Intel's "Paxville" version of Xeon, designed for machines with four or more processor sockets, now is due in 2005. And in a novel move, Intel will also release a version of Paxville for lower-end dual-processor servers.
Paxville has dual processing engines, called cores, a technology that means a single chip can do much of the work that previously required two chips. AMD released its first dual-core Opteron processors in the first half of this year, including models for four-processor and the more widely used two-processor servers. Both companies sell dual-core processors for desktop computers.
Intel's Paxville move "is clearly a time-to-market vehicle, a reaction to at least the perception of success that AMD is enjoying with Opteron," said TechKnowledge Strategies analyst Mike Feibus. "I don't think it'll make a dent in Intel's overall sales.

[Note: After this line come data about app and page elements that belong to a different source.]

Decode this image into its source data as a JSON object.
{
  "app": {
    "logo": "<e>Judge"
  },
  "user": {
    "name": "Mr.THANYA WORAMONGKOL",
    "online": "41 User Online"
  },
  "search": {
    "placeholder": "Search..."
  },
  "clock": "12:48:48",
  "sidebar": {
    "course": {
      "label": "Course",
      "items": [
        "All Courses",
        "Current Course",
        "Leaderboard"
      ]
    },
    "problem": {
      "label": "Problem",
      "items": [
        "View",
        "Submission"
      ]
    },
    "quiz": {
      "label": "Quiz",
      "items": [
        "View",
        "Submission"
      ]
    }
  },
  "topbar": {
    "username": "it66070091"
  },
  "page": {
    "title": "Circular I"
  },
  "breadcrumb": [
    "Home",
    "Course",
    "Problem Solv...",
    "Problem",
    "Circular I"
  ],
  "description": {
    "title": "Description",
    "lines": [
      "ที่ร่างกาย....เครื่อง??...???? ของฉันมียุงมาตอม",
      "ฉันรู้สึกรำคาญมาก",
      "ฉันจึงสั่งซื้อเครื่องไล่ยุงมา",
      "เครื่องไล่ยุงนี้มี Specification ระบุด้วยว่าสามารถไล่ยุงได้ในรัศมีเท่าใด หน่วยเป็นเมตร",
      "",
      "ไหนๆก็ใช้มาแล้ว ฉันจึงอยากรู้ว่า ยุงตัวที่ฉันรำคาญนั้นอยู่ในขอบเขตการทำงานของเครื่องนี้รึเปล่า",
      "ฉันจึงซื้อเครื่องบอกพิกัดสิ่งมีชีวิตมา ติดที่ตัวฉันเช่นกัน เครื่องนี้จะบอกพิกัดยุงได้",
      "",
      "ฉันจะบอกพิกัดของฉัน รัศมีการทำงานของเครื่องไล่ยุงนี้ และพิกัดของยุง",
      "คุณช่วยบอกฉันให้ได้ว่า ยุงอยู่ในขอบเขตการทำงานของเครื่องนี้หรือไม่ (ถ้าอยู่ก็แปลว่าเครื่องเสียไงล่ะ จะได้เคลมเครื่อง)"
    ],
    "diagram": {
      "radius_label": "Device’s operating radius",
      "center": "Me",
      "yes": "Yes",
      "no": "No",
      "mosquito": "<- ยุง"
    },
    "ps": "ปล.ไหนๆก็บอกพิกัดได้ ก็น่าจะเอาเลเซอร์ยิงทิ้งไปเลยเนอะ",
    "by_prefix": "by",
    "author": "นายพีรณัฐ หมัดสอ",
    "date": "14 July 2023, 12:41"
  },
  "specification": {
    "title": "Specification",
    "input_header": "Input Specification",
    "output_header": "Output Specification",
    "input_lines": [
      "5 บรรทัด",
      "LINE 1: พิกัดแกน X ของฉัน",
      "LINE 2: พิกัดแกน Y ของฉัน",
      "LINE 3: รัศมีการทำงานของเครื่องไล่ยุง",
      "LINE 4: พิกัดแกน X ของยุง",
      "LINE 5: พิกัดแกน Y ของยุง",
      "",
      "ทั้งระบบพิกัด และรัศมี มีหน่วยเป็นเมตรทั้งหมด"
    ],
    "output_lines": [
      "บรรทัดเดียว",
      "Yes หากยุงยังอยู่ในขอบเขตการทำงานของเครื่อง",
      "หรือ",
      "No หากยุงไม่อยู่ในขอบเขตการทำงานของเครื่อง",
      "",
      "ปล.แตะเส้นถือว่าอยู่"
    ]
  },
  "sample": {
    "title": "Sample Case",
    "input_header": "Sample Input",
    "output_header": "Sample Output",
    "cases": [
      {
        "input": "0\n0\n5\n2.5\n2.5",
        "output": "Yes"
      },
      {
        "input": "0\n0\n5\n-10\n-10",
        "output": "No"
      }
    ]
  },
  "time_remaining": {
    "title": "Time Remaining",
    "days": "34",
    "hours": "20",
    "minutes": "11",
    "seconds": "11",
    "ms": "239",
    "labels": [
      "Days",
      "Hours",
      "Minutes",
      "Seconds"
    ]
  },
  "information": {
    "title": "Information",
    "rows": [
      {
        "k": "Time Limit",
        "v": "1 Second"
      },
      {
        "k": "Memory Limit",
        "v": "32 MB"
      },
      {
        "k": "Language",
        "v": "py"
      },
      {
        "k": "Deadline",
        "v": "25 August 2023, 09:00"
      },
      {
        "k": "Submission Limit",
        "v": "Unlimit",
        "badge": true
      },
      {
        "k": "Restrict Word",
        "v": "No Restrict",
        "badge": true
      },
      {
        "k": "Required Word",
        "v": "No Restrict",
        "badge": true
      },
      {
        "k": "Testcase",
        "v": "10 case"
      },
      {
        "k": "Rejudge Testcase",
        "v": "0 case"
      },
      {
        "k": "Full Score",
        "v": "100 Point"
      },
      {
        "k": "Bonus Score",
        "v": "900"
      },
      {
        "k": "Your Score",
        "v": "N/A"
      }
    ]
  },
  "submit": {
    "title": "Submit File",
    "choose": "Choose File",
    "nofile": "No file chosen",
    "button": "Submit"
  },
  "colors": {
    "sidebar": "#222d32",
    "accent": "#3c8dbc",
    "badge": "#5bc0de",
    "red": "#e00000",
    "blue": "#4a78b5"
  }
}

It's more for chest-thumping purposes," informs CNET.
According to Globe And Mail, Both 64-bit Paxville and Paxville DP processors will use Intel Hyper-Threading Technology, allowing a single dual-core processor to run four threads simultaneously.
Intel has 17 multi-core projects under development and expects more than 85 per cent of its server volume exiting 2006 to be multi-core processors.
In addition to the Intel Xeon processors due in 2005, Intel began shipping the dual-core Intel Pentium D processor for single-processor servers in July, and remains on track to begin shipping dual-core Intel Itanium processors by the end of the year.
Russian political strategist Marat Bashirov believes that attacking NATO satellites would be a good response to the explosions of Nord Stream pipelines